Due to the rapidly growing population and lack of jobs, poverty in the African country is kept at above 60%, despite the rich agricultural areas, the export of sugar and active tourism industry. More than 30 000 people in Swaziland has worked in the garment industry, which contributed to a protectionist tariff policy of the US, while the global financial crisis and the growing South African Rand (currency of Swaziland associated with them) did not spoil the demand.
GDP per capita: $ 1197
In socialist dictator Daniel Ortega had plenty of time to turn the country into a paradise for workers. But the per capita GDP in Nicaragua three times less than in neighboring El Salvador, and it can be assumed that Ortega was not a suitable person for the job. Second among the poorest countries in the Western Hemisphere after Haiti, Nicaragua actively discourages foreign investment, and its citizens suffer from power cuts, water shortages and the high cost of energy, which disproportionately hit the poor. Almost half of Nicaraguans live below the poverty line, according to World Bank data.
GDP per capita: $ 5493

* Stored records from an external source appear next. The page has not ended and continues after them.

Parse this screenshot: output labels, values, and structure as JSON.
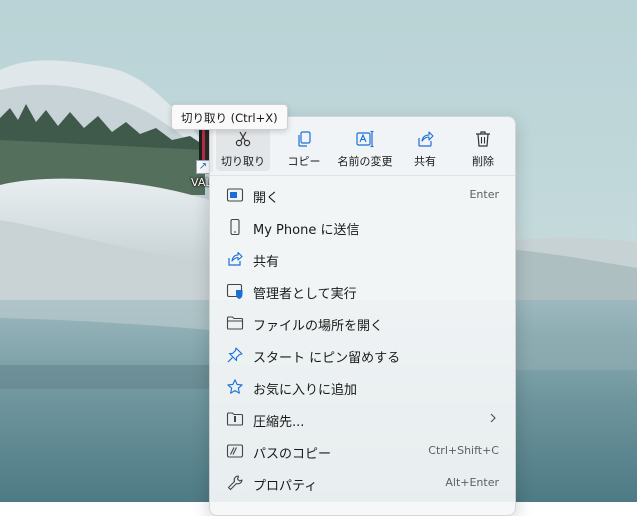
{
  "desktop": {
    "icon_label": "VAL"
  },
  "tooltip": "切り取り (Ctrl+X)",
  "toolbar": {
    "cut_label": "切り取り",
    "copy_label": "コピー",
    "rename_label": "名前の変更",
    "share_label": "共有",
    "delete_label": "削除"
  },
  "menu": {
    "items": [
      {
        "label": "開く",
        "shortcut": "Enter",
        "icon": "open-icon"
      },
      {
        "label": "My Phone に送信",
        "shortcut": "",
        "icon": "phone-icon"
      },
      {
        "label": "共有",
        "shortcut": "",
        "icon": "share-icon"
      },
      {
        "label": "管理者として実行",
        "shortcut": "",
        "icon": "admin-shield-icon"
      },
      {
        "label": "ファイルの場所を開く",
        "shortcut": "",
        "icon": "folder-icon"
      },
      {
        "label": "スタート にピン留めする",
        "shortcut": "",
        "icon": "pin-icon"
      },
      {
        "label": "お気に入りに追加",
        "shortcut": "",
        "icon": "star-icon"
      },
      {
        "label": "圧縮先...",
        "shortcut": "",
        "icon": "zip-folder-icon",
        "submenu": true
      },
      {
        "label": "パスのコピー",
        "shortcut": "Ctrl+Shift+C",
        "icon": "copy-path-icon"
      },
      {
        "label": "プロパティ",
        "shortcut": "Alt+Enter",
        "icon": "wrench-icon"
      }
    ]
  },
  "colors": {
    "accent": "#1a6fd6",
    "menu_bg": "#f4f6f8"
  }
}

Islamic Republic of Iran owns 10% of the world's discovered oil reserves, according to the US Energy Information Administration. But the economy of the country, fettered by internal control over important sectors of industry, international sanctions and mismanagement, growing at a rate less than a third of the global average. By the volume of GDP per capita ($ 5493) Iran is much closer to the war-ravaged Iraq than to oil-rich Saudi Arabia and Kuwait.